[Saved entries]
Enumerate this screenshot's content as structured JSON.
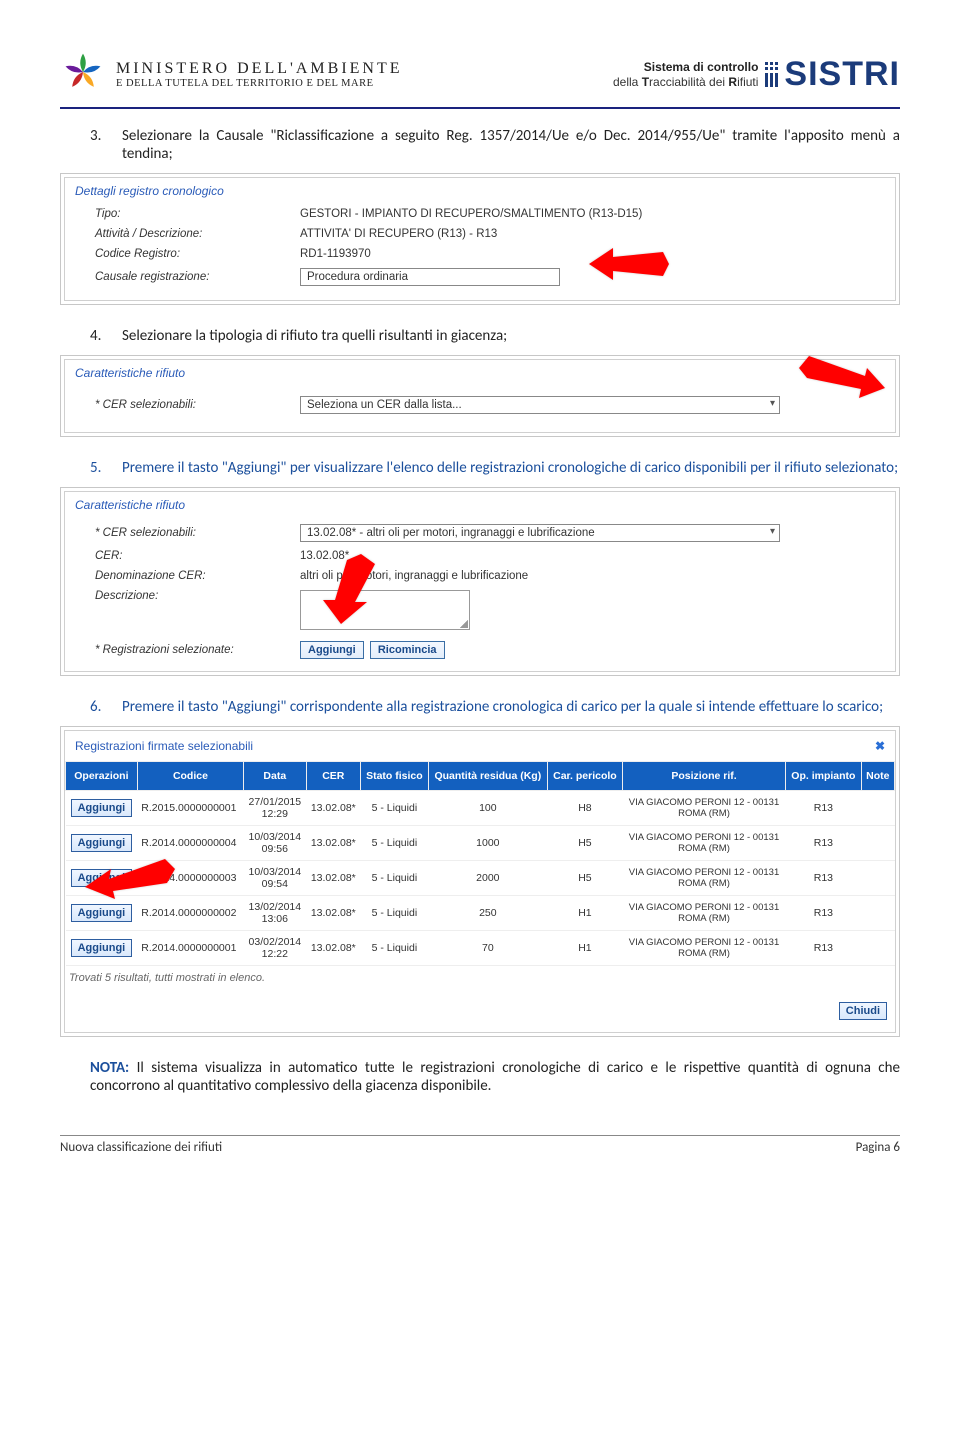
{
  "header": {
    "min_line1": "MINISTERO DELL'AMBIENTE",
    "min_line2": "E DELLA TUTELA DEL TERRITORIO E DEL MARE",
    "sis_line1": "Sistema di controllo",
    "sis_line2": "della Tracciabilità dei Rifiuti",
    "sistri": "SISTRI"
  },
  "steps": {
    "s3_num": "3.",
    "s3_txt": "Selezionare la Causale \"Riclassificazione a seguito Reg. 1357/2014/Ue e/o Dec. 2014/955/Ue\" tramite l'apposito menù a tendina;",
    "s4_num": "4.",
    "s4_txt": "Selezionare la tipologia di rifiuto tra quelli risultanti in giacenza;",
    "s5_num": "5.",
    "s5_txt": "Premere il tasto \"Aggiungi\" per visualizzare l'elenco delle registrazioni cronologiche di carico disponibili per il rifiuto selezionato;",
    "s6_num": "6.",
    "s6_txt": "Premere il tasto \"Aggiungi\" corrispondente alla registrazione cronologica di carico per la quale si intende effettuare lo scarico;"
  },
  "panel1": {
    "title": "Dettagli registro cronologico",
    "tipo_k": "Tipo:",
    "tipo_v": "GESTORI - IMPIANTO DI RECUPERO/SMALTIMENTO (R13-D15)",
    "att_k": "Attività / Descrizione:",
    "att_v": "ATTIVITA' DI RECUPERO (R13) - R13",
    "codice_k": "Codice Registro:",
    "codice_v": "RD1-1193970",
    "causale_k": "Causale registrazione:",
    "causale_v": "Procedura ordinaria"
  },
  "panel2": {
    "title": "Caratteristiche rifiuto",
    "cer_k": "* CER selezionabili:",
    "cer_placeholder": "Seleziona un CER dalla lista..."
  },
  "panel3": {
    "title": "Caratteristiche rifiuto",
    "cersel_k": "* CER selezionabili:",
    "cersel_v": "13.02.08* - altri oli per motori, ingranaggi e lubrificazione",
    "cer_k": "CER:",
    "cer_v": "13.02.08*",
    "den_k": "Denominazione CER:",
    "den_v": "altri oli per motori, ingranaggi e lubrificazione",
    "desc_k": "Descrizione:",
    "regsel_k": "* Registrazioni selezionate:",
    "aggiungi": "Aggiungi",
    "ricomincia": "Ricomincia"
  },
  "panel4": {
    "title": "Registrazioni firmate selezionabili",
    "headers": [
      "Operazioni",
      "Codice",
      "Data",
      "CER",
      "Stato fisico",
      "Quantità residua (Kg)",
      "Car. pericolo",
      "Posizione rif.",
      "Op. impianto",
      "Note"
    ],
    "rows": [
      {
        "op": "Aggiungi",
        "codice": "R.2015.0000000001",
        "data": "27/01/2015 12:29",
        "cer": "13.02.08*",
        "stato": "5 - Liquidi",
        "qta": "100",
        "car": "H8",
        "pos": "VIA GIACOMO PERONI 12 - 00131 ROMA (RM)",
        "opimp": "R13",
        "note": ""
      },
      {
        "op": "Aggiungi",
        "codice": "R.2014.0000000004",
        "data": "10/03/2014 09:56",
        "cer": "13.02.08*",
        "stato": "5 - Liquidi",
        "qta": "1000",
        "car": "H5",
        "pos": "VIA GIACOMO PERONI 12 - 00131 ROMA (RM)",
        "opimp": "R13",
        "note": ""
      },
      {
        "op": "Aggiungi",
        "codice": "R.2014.0000000003",
        "data": "10/03/2014 09:54",
        "cer": "13.02.08*",
        "stato": "5 - Liquidi",
        "qta": "2000",
        "car": "H5",
        "pos": "VIA GIACOMO PERONI 12 - 00131 ROMA (RM)",
        "opimp": "R13",
        "note": ""
      },
      {
        "op": "Aggiungi",
        "codice": "R.2014.0000000002",
        "data": "13/02/2014 13:06",
        "cer": "13.02.08*",
        "stato": "5 - Liquidi",
        "qta": "250",
        "car": "H1",
        "pos": "VIA GIACOMO PERONI 12 - 00131 ROMA (RM)",
        "opimp": "R13",
        "note": ""
      },
      {
        "op": "Aggiungi",
        "codice": "R.2014.0000000001",
        "data": "03/02/2014 12:22",
        "cer": "13.02.08*",
        "stato": "5 - Liquidi",
        "qta": "70",
        "car": "H1",
        "pos": "VIA GIACOMO PERONI 12 - 00131 ROMA (RM)",
        "opimp": "R13",
        "note": ""
      }
    ],
    "results": "Trovati 5 risultati, tutti mostrati in elenco.",
    "chiudi": "Chiudi"
  },
  "nota": {
    "label": "NOTA:",
    "txt": "Il sistema visualizza in automatico tutte le registrazioni cronologiche di carico e le rispettive quantità di ognuna che concorrono al quantitativo complessivo della giacenza disponibile."
  },
  "footer": {
    "left": "Nuova classificazione dei rifiuti",
    "right": "Pagina 6"
  }
}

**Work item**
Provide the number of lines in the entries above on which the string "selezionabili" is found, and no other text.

**Response box**
3